Airlines and airports in China are embracing artificial intelligence and automation to provide the hyper-personalised self-service experience demanded by today’s travellers.
According to the SITA 2019 China IT Insights report, China’s airlines and airports are using these technologies to expand mobile services and automating the journey with self-service every step of the way.
A key technology that is attracting investment is artificial intelligence (AI). SITA’s China IT Insights reveals that 88 per cent of both airlines and airports are planning major programmes, or R&D, with AI by 2022, with a focus on virtual agents and chatbots.
This investment matches the demands from passengers. SITA’s research of passengers in China shows that 64 per cent of them want a digital travel concierge. Already nearly half (43 per cent) of airlines in China have AI-driven chatbot customer services and the planned investment should see the availability of them rising quickly over the coming years.
Speaking at the SITA China Air Transport IT Summit in Nanning, May Zhou, vice president and general manager of SITA China, said: “China’s airlines and airports have a strong record in embracing technology and automation to drive efficient operations and high levels of passenger services. Now, they are moving to the next level where they will harness artificial intelligence to deliver more services, faster and to more people.”
For passengers of China’s airlines and airports, self-service has reached a strong level of maturity, but a step-change is coming as biometrics is being adopted. Today, 27 per cent of airports have self-boarding gates using biometrics with travel documents, but in just three years, that figure will jump to 66 per cent.
And more than half of the airports have plans for secure single biometric tokens for all touch points by 2022. Airlines too are committing to self-boarding gates using biometrics with ID, with 60 per cent planning to use them to drive a secure and seamless passenger experience in airports over the next three years.
Zhou added: “The adoption of self-service by passengers across China has been very encouraging for airlines and airports.
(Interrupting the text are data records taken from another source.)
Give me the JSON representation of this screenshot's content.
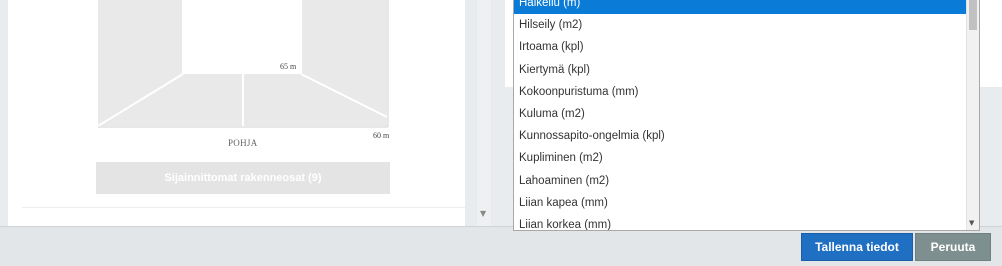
{
  "floor_plan": {
    "floor_label": "POHJA",
    "dim_inner": "65 m",
    "dim_outer": "60 m"
  },
  "unplaced_button_label": "Sijainnittomat rakenneosat (9)",
  "dropdown": {
    "options": [
      "Halkeilu (m)",
      "Hilseily (m2)",
      "Irtoama (kpl)",
      "Kiertymä (kpl)",
      "Kokoonpuristuma (mm)",
      "Kuluma (m2)",
      "Kunnossapito-ongelmia (kpl)",
      "Kupliminen (m2)",
      "Lahoaminen (m2)",
      "Liian kapea (mm)",
      "Liian korkea (mm)"
    ],
    "selected_index": 0
  },
  "footer": {
    "save_label": "Tallenna tiedot",
    "cancel_label": "Peruuta"
  },
  "colors": {
    "selected_option": "#0a7bd6",
    "save_button": "#1f6fc3",
    "cancel_button": "#7d8f8f"
  }
}
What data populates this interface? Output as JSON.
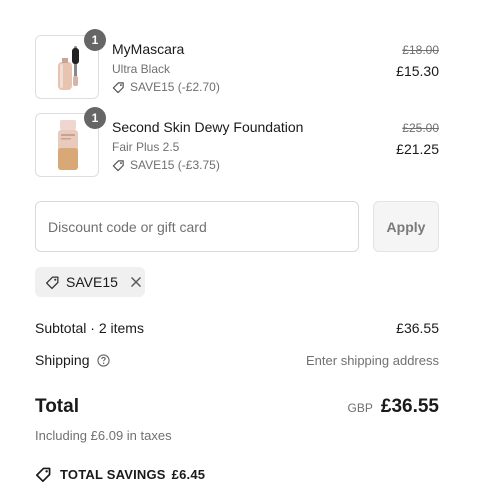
{
  "items": [
    {
      "quantity": "1",
      "name": "MyMascara",
      "variant": "Ultra Black",
      "discount": "SAVE15 (-£2.70)",
      "original_price": "£18.00",
      "price": "£15.30"
    },
    {
      "quantity": "1",
      "name": "Second Skin Dewy Foundation",
      "variant": "Fair Plus 2.5",
      "discount": "SAVE15 (-£3.75)",
      "original_price": "£25.00",
      "price": "£21.25"
    }
  ],
  "discount_form": {
    "placeholder": "Discount code or gift card",
    "value": "",
    "apply_label": "Apply"
  },
  "applied_code": {
    "code": "SAVE15"
  },
  "summary": {
    "subtotal_label": "Subtotal · 2 items",
    "subtotal_value": "£36.55",
    "shipping_label": "Shipping",
    "shipping_value": "Enter shipping address",
    "total_label": "Total",
    "currency": "GBP",
    "total_value": "£36.55",
    "taxes_note": "Including £6.09 in taxes",
    "savings_label": "TOTAL SAVINGS",
    "savings_value": "£6.45"
  },
  "icons": {
    "tag": "tag-icon",
    "close": "close-icon",
    "help": "help-circle-icon"
  },
  "colors": {
    "qty_badge": "#666666",
    "muted_text": "#707070",
    "chip_bg": "#f0f0f0"
  }
}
At SITA, we see many in the industry who are now ready and planning to add biometrics to bring self-service to the next level.”
The report also found that mobile services are vital to meet China passengers’ demands and by 2022, all airlines and 93 per cent of airports are planning investments in them. Services including flight discovery, airline offers, check-in and flight status notifications via mobile are already provided by all airlines. One fifth are also using mobiles to sell newspapers, magazines and movies/TV to passengers.
Airports too are investing in mobile services to offer a more personalised experience for passengers. Services, including notifications about flight and airport status, and customer relationship management, are well established and are offered by up to 81 per cent of airports.
Keeping the passenger informed and connected is not only what China’s airports are providing via mobile, they are also facilitating mobile payments. Close to three quarters enable passengers to buy airport services and allow cashless payments via mobile. This hyper-personalised service via mobile confirms it as a vital tool for China passengers.
The report highlights that blockchain technology is another key area of investment for airlines. Today, only 24 per cent have major programmes, or R&D, planned but that number is set to jump to 80 per cent by 2022. This is in line with the recent trends and commitments to blockchain technology in the country.